Elvey test (also known as upper limb tension test) is used mainly to check for cervical radiculopathy.
- The patient lies supine.
- During all the tests the examiner flexes the shoulder in a proximal anterior position with one hand while using the other hand to guide the patient’s arm to the set positions.
The tests as described by Elvey are divided into four examination segments:
- Test 1: The examiner abducts the shoulder to 110°, extends the elbow, supinates the forearm , extends the wrist, and extends the fingers and thumb.
- Nerve bias: median nerve, anterior interosseous nerve, C5/C6/C7.
- Test 2: The examiner places the shoulder at 10° abduction, extends the elbow, supinates the forearm , and extends the wrist, fingers, and thumb. From this position, the shoulder is externally rotated.
- Nerve bias: median, musculocutaneous, and axillary nerves.
- Test 3: Starting position: shoulder abduction 10°, elbow extension, forearm pronation, wrist flexion and ulnar deviation, finger and thumb flexion. The examiner internally rotates the arm .
- Nerve bias: radial nerve.
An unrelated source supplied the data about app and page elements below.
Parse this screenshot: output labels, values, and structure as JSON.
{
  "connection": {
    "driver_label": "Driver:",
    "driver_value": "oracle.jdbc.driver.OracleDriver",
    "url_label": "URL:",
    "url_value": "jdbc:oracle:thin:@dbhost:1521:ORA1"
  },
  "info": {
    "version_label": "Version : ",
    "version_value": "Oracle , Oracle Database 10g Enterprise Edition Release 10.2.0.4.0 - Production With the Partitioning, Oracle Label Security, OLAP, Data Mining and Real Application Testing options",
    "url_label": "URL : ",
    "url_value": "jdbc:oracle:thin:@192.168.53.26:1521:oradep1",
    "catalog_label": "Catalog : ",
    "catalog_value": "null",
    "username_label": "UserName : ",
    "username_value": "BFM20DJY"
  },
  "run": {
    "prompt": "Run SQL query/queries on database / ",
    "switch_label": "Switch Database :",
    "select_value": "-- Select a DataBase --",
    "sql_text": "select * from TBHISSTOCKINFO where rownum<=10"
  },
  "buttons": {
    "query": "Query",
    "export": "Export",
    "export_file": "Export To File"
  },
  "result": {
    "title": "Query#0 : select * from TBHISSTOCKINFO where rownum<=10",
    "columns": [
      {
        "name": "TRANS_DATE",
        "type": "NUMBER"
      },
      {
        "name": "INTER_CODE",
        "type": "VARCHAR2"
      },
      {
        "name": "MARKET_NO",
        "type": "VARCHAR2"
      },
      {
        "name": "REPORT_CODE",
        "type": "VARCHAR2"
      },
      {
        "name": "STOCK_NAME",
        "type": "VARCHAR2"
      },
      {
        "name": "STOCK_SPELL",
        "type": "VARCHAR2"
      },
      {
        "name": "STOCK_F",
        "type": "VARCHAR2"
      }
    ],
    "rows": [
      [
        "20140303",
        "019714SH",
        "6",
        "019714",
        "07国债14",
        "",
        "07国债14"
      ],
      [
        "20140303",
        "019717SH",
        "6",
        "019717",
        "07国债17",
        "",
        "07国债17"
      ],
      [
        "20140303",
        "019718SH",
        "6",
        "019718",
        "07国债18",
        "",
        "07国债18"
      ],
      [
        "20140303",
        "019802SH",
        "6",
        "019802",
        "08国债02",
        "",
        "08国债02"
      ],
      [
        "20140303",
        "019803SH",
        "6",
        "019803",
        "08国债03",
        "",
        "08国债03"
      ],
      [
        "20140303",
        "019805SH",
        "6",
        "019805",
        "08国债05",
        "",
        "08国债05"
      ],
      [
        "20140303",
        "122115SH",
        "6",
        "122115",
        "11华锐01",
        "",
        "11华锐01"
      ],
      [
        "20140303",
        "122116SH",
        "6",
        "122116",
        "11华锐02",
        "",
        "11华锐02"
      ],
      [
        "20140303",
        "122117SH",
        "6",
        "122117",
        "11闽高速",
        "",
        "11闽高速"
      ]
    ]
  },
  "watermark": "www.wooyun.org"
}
- Test 4: The examiner successively abducts the shoulder from 10 to 90° and guides the hand toward the ear with the elbow maximally flexed and the forearm supinated. The wrist is extended and radially abducted, the fingers and thumb extended. The shoulder is externally rotated.
- Nerve bias: ulnar nerve, C8 and T1 nerve roots.
- The elvey test causes narrowing of the intervertebral foramina.
- Radicular pains already present are worsened by these movement patterns.
- The occurrence of localized pains in the cervical spine without radicular symptoms suggests facet irritation.
- Pain on the convex side of the cervical spine indicates muscle dysfunction (of the sternocleidomastoid muscle, for instance).
- The Elvey tests for the cervical spine are equivalent to the Lasègue test for the lumbar spine